A strange flower coming down from the Italian Alps? Not quite – the mineral dolomite is named after Frenchman and mineralogist Deodat de Dolomieu in the mid-1700s.
Dolomite is the mineral for week #18 of the 52-week tour of the geometry of Nature. It is usually found in clusters of small rhombohedral crystals – small parallelepiped where all edges are the same length – and has a somewhat “saddle”-like shape. Its color varies from white to tan to pink. It’s part of the trigonal system family.
Dolomite is not often encountered as a gem. It is generally known as an inclusion in emerald, garnet, quartz, and ruby. A fascinating article by Luo, Yang and Shen describes its possible association with nephrite and how it was used in ancient Chinese culture. A major source of magnesium, it is found today in pharmaceutical applications and agricultural products.

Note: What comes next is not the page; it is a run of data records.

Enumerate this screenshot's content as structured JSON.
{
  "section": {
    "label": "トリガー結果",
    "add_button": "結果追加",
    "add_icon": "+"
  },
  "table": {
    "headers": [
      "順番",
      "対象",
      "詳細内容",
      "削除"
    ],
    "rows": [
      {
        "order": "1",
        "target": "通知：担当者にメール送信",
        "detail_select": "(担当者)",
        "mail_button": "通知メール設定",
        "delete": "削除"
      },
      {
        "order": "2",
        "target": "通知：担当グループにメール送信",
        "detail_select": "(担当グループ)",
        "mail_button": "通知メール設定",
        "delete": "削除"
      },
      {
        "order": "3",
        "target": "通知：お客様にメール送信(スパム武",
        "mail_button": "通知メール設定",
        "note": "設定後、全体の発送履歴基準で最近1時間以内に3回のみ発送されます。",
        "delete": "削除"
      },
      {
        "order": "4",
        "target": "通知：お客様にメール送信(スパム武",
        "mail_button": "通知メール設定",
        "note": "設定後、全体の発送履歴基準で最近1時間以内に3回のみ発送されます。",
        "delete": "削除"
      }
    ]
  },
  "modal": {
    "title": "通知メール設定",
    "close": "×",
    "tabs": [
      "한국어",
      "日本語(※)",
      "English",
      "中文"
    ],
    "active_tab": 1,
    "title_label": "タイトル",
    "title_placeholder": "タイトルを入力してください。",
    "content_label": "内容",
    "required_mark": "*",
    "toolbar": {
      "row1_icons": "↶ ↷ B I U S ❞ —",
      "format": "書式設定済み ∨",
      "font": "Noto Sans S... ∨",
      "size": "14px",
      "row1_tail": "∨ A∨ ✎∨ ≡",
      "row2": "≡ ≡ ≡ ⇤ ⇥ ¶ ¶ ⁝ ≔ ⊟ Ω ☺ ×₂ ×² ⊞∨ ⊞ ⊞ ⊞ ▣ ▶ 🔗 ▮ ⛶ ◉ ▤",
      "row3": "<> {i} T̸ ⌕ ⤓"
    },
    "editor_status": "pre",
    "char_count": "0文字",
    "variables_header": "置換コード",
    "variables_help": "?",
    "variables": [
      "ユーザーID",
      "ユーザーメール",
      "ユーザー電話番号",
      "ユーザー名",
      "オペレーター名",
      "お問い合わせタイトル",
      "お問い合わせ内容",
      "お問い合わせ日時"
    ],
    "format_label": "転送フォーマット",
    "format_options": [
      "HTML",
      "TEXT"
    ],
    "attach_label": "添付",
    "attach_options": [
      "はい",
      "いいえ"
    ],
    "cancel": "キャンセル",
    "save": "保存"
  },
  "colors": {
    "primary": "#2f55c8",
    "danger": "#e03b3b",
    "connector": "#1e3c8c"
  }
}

From a resource by Steinfink & Sans: refinement of the crystal structure of dolomite.